** YOUR GOAL **
Repeat the data below with no changes.

** INFORMATION GIVEN **
··········

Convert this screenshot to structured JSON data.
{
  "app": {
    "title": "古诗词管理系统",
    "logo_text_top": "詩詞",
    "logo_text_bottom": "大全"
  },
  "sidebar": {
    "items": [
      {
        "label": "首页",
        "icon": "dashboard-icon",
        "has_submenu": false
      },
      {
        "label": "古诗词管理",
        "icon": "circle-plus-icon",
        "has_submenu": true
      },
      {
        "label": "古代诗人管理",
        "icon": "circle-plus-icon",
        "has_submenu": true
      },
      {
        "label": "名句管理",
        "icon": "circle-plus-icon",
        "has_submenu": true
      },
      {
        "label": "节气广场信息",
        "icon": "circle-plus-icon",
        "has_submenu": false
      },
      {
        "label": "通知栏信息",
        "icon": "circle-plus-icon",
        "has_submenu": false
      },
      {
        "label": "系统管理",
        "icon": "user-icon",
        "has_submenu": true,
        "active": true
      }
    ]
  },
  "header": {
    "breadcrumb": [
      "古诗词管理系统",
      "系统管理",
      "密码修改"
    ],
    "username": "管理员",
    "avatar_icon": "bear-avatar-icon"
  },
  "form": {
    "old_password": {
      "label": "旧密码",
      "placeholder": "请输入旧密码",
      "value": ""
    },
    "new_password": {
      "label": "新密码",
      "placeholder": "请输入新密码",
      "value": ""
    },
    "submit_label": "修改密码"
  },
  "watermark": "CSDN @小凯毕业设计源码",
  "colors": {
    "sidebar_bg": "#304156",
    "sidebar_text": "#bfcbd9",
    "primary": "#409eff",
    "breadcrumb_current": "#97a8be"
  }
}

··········

** WRITTEN ANSWER **
Convert this screenshot to structured JSON data.
{
  "app": {
    "title": "古诗词管理系统",
    "logo_text_top": "詩詞",
    "logo_text_bottom": "大全"
  },
  "sidebar": {
    "items": [
      {
        "label": "首页",
        "icon": "dashboard-icon",
        "has_submenu": false
      },
      {
        "label": "古诗词管理",
        "icon": "circle-plus-icon",
        "has_submenu": true
      },
      {
        "label": "古代诗人管理",
        "icon": "circle-plus-icon",
        "has_submenu": true
      },
      {
        "label": "名句管理",
        "icon": "circle-plus-icon",
        "has_submenu": true
      },
      {
        "label": "节气广场信息",
        "icon": "circle-plus-icon",
        "has_submenu": false
      },
      {
        "label": "通知栏信息",
        "icon": "circle-plus-icon",
        "has_submenu": false
      },
      {
        "label": "系统管理",
        "icon": "user-icon",
        "has_submenu": true,
        "active": true
      }
    ]
  },
  "header": {
    "breadcrumb": [
      "古诗词管理系统",
      "系统管理",
      "密码修改"
    ],
    "username": "管理员",
    "avatar_icon": "bear-avatar-icon"
  },
  "form": {
    "old_password": {
      "label": "旧密码",
      "placeholder": "请输入旧密码",
      "value": ""
    },
    "new_password": {
      "label": "新密码",
      "placeholder": "请输入新密码",
      "value": ""
    },
    "submit_label": "修改密码"
  },
  "watermark": "CSDN @小凯毕业设计源码",
  "colors": {
    "sidebar_bg": "#304156",
    "sidebar_text": "#bfcbd9",
    "primary": "#409eff",
    "breadcrumb_current": "#97a8be"
  }
}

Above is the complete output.